     Personally, it was not a type that I liked overall, but the preface of the black cat .is very interested.

The preface: You are not going to believe this story. But it is a true story, as true as I sit here writing it - as true as I will die in the morning.

     If you are interested, please read it. I recommend it.

Milne John. (2007). "The Glack Cat". Oxford: Macmillan Heinemann ELT


BR10: Wyatt's Hurricane

     Today I read "Wyatt's Hurricane", a book in the Oxford  University Press series. It was Written by Desmond Bagley, and retold by Jennifer Bassett.

     Hurricane Mabel is far out in the Atlantic Ocean and moving slowly northwards. Perhaps it will never come near land at all. But if it hits the island of San Fernandez, many thousands of people will die. There could be winds of more than 250 kilometres an hour. There could be a huge tidal wave from the sea, which will drown the capital city of St Pierre. Mabel will destroy houses, farms, roads, bridges... Only one man, David Wyatt, believes that Mabel will hit San Fernandez, but nobody will listen to him...

      It was very interesting. I want to see it at the movie theater. I thought it was good that this prophecy not be true. However, I thought that this person was disqualified as a prophet. In modern times, it is not possible to do just by a good person like a hero. If you are not saved by a great and somewhat powerful person, you can't save as many people as you can. It is surely a world that can not be predicted from the times when everyone was watching the sky, feeling the change of the air. Will not come to the natural disaster in the future? Is the end of the world coming before that?

     If you are interesred, please read it. Irecommend it.

Bagley Desmond. (2000). "Wyatt's Hurricane". Oxford: Oxford University Press

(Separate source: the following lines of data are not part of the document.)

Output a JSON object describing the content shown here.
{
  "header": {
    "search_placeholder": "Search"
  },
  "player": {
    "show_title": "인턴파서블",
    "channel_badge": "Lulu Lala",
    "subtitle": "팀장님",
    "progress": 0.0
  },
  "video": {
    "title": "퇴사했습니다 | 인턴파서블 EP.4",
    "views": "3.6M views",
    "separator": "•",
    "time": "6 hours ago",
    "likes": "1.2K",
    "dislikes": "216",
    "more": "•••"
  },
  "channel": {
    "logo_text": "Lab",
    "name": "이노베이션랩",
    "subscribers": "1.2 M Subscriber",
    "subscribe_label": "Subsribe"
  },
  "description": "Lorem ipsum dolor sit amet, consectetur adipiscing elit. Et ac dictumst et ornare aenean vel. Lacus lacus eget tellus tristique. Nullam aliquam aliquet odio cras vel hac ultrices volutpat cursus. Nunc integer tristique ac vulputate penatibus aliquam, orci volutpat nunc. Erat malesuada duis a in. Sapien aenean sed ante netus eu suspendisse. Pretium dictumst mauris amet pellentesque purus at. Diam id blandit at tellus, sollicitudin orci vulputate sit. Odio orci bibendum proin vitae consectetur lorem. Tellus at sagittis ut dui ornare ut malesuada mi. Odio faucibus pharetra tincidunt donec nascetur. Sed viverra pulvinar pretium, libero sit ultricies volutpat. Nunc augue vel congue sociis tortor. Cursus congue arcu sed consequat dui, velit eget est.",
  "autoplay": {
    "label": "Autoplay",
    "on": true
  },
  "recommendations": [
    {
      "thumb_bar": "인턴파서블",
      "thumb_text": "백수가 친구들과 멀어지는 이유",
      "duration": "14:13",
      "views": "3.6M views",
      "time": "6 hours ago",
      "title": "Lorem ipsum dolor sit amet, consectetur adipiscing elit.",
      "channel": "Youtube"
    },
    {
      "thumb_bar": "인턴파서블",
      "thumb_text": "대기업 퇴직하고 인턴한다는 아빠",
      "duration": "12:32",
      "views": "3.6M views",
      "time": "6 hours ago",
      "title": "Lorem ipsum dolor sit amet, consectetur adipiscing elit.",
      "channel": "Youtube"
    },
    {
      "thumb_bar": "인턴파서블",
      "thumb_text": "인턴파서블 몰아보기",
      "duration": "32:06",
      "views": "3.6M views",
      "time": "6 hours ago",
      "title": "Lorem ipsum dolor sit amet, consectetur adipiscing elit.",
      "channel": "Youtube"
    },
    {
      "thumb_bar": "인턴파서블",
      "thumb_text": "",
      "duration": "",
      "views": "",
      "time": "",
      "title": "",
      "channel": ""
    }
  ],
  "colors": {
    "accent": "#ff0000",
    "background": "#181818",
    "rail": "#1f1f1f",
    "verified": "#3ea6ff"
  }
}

BR16: The Death of Karen Silkwood

     Today I read "The Death of Karen Silkwood" , abook in the Oxford University Press series. It was written by Joyce Hannam....